— NWS Boulder (@NWSBoulder) November 2, 2019
The first map shows that the majority of the country has the chance of seeing above-average temperatures. Colorado, you’ll notice, has a chance for warmer than normal temperatures.
The second map shows the chances of seeing above or below normal precipitation through February. Colorado has an equal chance of seeing a wetter than normal or drier than normal winter.
If you’re thinking that these maps don’t bode well for a snowy season on the slopes, you’re correct. What I largely gather from this is that we are going to have a semi-mild winter this year, with a near-normal amount of precipitation. I leave it vague because we are going to have to continue to watch the MJO and AO cycles to determine storminess and blasts of cold air, which is better for a forecast within the one- to three-week timescale, rather than the one- to three-month timescale.
It’s important to remember that the forecast is calling for the possibility of higher than normal temperatures—that would be an overall average for the winter. We will still have plenty of cold air at times.
But It Seems Like Winter Is Off to a Solid Start Already!
Yep, we started our snowy season with record snow and cold in October. But does that have any implication on what the upcoming winter will be like? This is something that meteorologists have been diving into across the state.
At Denver International Airport, where officials weather records for Denver have been kept since 1995, the weather station reported 12.5 inches of snow through the month of October. That made last month the 12th snowiest October on record.
At the Denver/Stapleton reporting station, where official weather records for Denver were kept from 1950–95 (they continue to take weather observations to this day), there was a total of 15.7 inches of snow last month, making this year the third snowiest October since 1950. This total is more representative of what downtown Denver actually received.
Denver usually averages 57.1 inches of snow per season. Since 1882, there have been 27 Octobers in which more than 5 inches of snow was produced. Of those, there have been 17 seasons that reported above normal snowfall. Historically speaking, that means we have a 63 percent chance of seeing above-normal snowfall for the season following an October with more than 5 inches of snow.
Since Denver saw more than that, I looked at how many Octobers had more than 10 inches of snow—there were 14 (not including this year). Eleven of those years were followed by an above-average snow season for Denver. This means that 78.6 percent of the time that Denver receives more than 10 inches of snow in October, we experience a snowier than normal season.
So that means if we compare this snowy October to ones in the past, we have more than a 75 percent chance of seeing above-average snowfall this year, or a 25 percent chance of season a below-average season. Take those odds as you will.
So, You’re Saying There’s a Chance?

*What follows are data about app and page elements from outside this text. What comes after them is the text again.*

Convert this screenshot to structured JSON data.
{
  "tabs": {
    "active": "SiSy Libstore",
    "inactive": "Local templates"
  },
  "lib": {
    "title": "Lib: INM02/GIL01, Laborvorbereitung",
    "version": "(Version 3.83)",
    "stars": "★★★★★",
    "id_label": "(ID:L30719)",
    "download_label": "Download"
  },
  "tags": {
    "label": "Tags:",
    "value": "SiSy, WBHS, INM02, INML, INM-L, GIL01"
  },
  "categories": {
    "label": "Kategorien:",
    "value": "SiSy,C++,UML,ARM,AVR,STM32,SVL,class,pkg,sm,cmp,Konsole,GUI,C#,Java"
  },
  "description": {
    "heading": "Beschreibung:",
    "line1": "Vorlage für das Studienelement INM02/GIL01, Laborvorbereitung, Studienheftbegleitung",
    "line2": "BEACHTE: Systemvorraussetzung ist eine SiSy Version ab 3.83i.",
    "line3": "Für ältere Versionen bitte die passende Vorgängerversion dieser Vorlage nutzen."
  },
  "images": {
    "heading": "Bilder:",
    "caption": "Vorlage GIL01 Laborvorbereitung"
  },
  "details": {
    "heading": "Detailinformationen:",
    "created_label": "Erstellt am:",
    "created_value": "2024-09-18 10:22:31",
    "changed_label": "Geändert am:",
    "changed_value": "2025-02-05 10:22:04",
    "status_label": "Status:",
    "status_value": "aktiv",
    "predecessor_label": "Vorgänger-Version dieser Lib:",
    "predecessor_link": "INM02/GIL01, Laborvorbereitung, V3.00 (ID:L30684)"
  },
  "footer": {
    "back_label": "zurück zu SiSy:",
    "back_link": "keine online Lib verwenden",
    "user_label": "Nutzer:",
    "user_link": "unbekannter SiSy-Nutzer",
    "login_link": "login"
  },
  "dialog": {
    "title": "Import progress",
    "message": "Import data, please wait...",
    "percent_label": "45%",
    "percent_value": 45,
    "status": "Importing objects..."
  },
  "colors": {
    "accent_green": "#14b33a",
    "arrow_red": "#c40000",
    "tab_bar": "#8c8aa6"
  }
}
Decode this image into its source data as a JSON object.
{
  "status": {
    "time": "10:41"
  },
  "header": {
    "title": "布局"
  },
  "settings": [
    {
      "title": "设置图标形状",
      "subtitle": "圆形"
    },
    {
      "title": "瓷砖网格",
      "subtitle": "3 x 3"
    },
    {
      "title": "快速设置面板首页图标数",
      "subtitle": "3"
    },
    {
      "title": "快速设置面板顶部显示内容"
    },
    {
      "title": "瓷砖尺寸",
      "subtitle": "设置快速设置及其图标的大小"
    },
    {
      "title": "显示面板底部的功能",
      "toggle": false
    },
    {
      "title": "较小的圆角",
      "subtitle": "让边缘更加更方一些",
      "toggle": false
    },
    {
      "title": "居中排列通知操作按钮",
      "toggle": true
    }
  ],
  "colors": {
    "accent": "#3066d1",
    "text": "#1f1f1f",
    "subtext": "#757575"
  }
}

Despite what some models are showing, we still have a decent chance of seeing above-average snow this winter. Remember, there are a lot of variables and nuances in Colorado’s topography. On top of that, there are many local climates around us, and that will have an effect on snowfall. We are anticipating some warmer than normal temperatures, and that could impact snow totals, too. In fact, when looking at years in which Denver picked up either 5 or 10 inches of snow in October but did not see an above-average season (there are 12 instances), five of those years featured above-average temperatures.

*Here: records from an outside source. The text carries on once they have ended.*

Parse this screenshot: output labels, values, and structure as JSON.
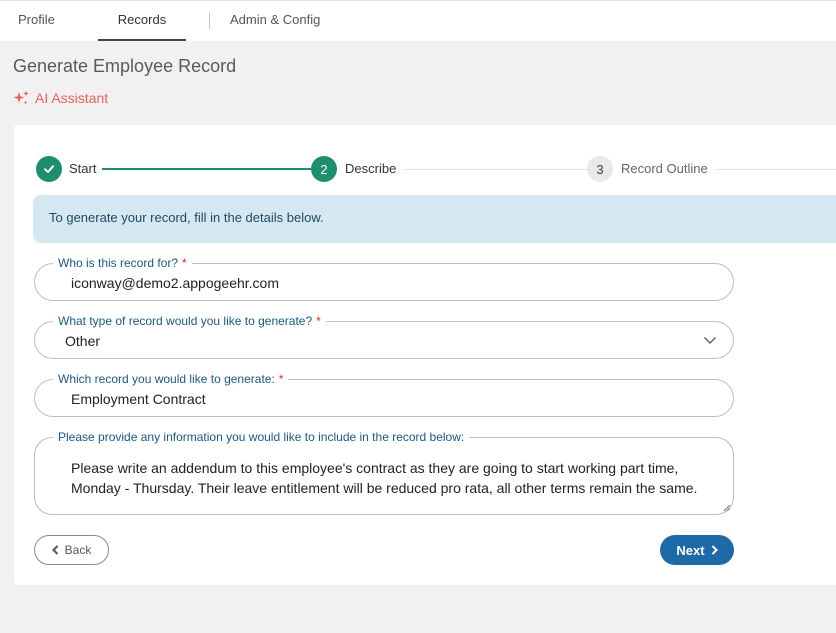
{
  "nav": {
    "tabs": [
      {
        "label": "Profile"
      },
      {
        "label": "Records"
      },
      {
        "label": "Admin & Config"
      }
    ],
    "active_tab": "Records"
  },
  "page": {
    "title": "Generate Employee Record",
    "ai_assistant_label": "AI Assistant",
    "ai_assistant_icon": "sparkle-icon"
  },
  "stepper": {
    "steps": [
      {
        "number": "1",
        "label": "Start",
        "state": "complete"
      },
      {
        "number": "2",
        "label": "Describe",
        "state": "active"
      },
      {
        "number": "3",
        "label": "Record Outline",
        "state": "pending"
      }
    ]
  },
  "banner": {
    "text": "To generate your record, fill in the details below."
  },
  "form": {
    "recipient": {
      "label": "Who is this record for?",
      "required_mark": "*",
      "value": "iconway@demo2.appogeehr.com"
    },
    "record_type": {
      "label": "What type of record would you like to generate?",
      "required_mark": "*",
      "value": "Other"
    },
    "record_name": {
      "label": "Which record you would like to generate:",
      "required_mark": "*",
      "value": "Employment Contract"
    },
    "details": {
      "label": "Please provide any information you would like to include in the record below:",
      "value": "Please write an addendum to this employee's contract as they are going to start working part time, Monday - Thursday. Their leave entitlement will be reduced pro rata, all other terms remain the same."
    }
  },
  "actions": {
    "back_label": "Back",
    "next_label": "Next"
  },
  "colors": {
    "accent_green": "#1d8f6e",
    "primary_blue": "#1e6aa8",
    "ai_coral": "#e8635a",
    "banner_bg": "#d5e8f1",
    "label_blue": "#1a5a85",
    "required_red": "#d42b2b"
  }
}
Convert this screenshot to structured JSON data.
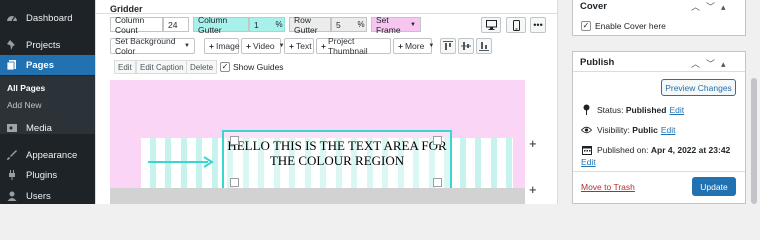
{
  "sidebar": {
    "items": [
      {
        "label": "Dashboard",
        "icon": "dashboard-icon"
      },
      {
        "label": "Projects",
        "icon": "pin-icon"
      },
      {
        "label": "Pages",
        "icon": "pages-icon"
      },
      {
        "label": "Media",
        "icon": "media-icon"
      },
      {
        "label": "Appearance",
        "icon": "brush-icon"
      },
      {
        "label": "Plugins",
        "icon": "plug-icon"
      },
      {
        "label": "Users",
        "icon": "user-icon"
      }
    ],
    "sub_items": [
      "All Pages",
      "Add New"
    ]
  },
  "gridder": {
    "title": "Gridder",
    "column_count_label": "Column Count",
    "column_count_value": "24",
    "column_gutter_label": "Column Gutter",
    "column_gutter_value": "1",
    "row_gutter_label": "Row Gutter",
    "row_gutter_value": "5",
    "percent": "%",
    "set_frame_label": "Set Frame",
    "set_bg_color_label": "Set Background Color",
    "add_image_label": "Image",
    "add_video_label": "Video",
    "add_text_label": "Text",
    "add_project_thumbnail_label": "Project Thumbnail",
    "add_more_label": "More",
    "edit_label": "Edit",
    "edit_caption_label": "Edit Caption",
    "delete_label": "Delete",
    "show_guides_label": "Show Guides",
    "text_block": "HELLO THIS IS THE TEXT AREA FOR THE COLOUR REGION"
  },
  "cover_box": {
    "title": "Cover",
    "enable_label": "Enable Cover here"
  },
  "publish_box": {
    "title": "Publish",
    "preview_label": "Preview Changes",
    "status_label": "Status:",
    "status_value": "Published",
    "visibility_label": "Visibility:",
    "visibility_value": "Public",
    "published_on_label": "Published on:",
    "published_on_value": "Apr 4, 2022 at 23:42",
    "edit_link": "Edit",
    "trash_label": "Move to Trash",
    "update_label": "Update"
  },
  "colors": {
    "accent": "#2271b1",
    "frame_pink": "#fbd5f6",
    "guide_cyan": "#c7f3ef",
    "selection_cyan": "#3ad6d1"
  }
}
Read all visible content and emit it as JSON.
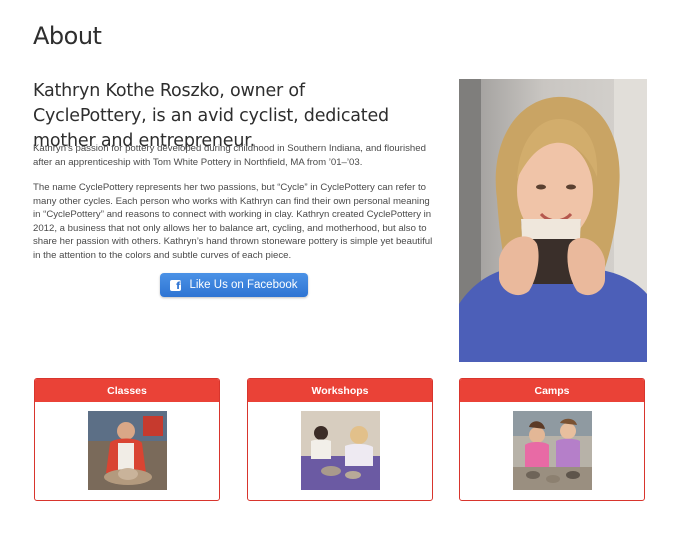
{
  "page": {
    "title": "About",
    "headline": "Kathryn Kothe Roszko, owner of CyclePottery, is an avid cyclist, dedicated mother and entrepreneur.",
    "paragraphs": [
      "Kathryn’s passion for pottery developed during childhood in Southern Indiana, and flourished after an apprenticeship with Tom White Pottery in Northfield, MA from ’01–’03.",
      "The name CyclePottery represents her two passions, but “Cycle” in CyclePottery can refer to many other cycles. Each person who works with Kathryn can find their own personal meaning in “CyclePottery” and reasons to connect with working in clay. Kathryn created CyclePottery in 2012, a business that not only allows her to balance art, cycling, and motherhood, but also to share her passion with others. Kathryn’s hand thrown stoneware pottery is simple yet beautiful in the attention to the colors and subtle curves of each piece."
    ],
    "facebook_button": {
      "label": "Like Us on Facebook",
      "icon": "facebook-icon"
    }
  },
  "cards": [
    {
      "title": "Classes"
    },
    {
      "title": "Workshops"
    },
    {
      "title": "Camps"
    }
  ],
  "colors": {
    "accent_red": "#ea4237",
    "facebook_blue": "#2e74d3",
    "heading_text": "#2e2e2e"
  }
}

Keep an eye on the sky and make sure that you are getting weather information from verified sources. There’s nothing quite like hoping and wishing for something to happen (or not happen) and then being completely disappointed by the outcome. With forecasts going out months in advance, there is a good chance that things will change. But the good thing is that we had a snowy October, and there’s already a base of powder at many of your favorite resorts—plus plenty of bluebird days ahead.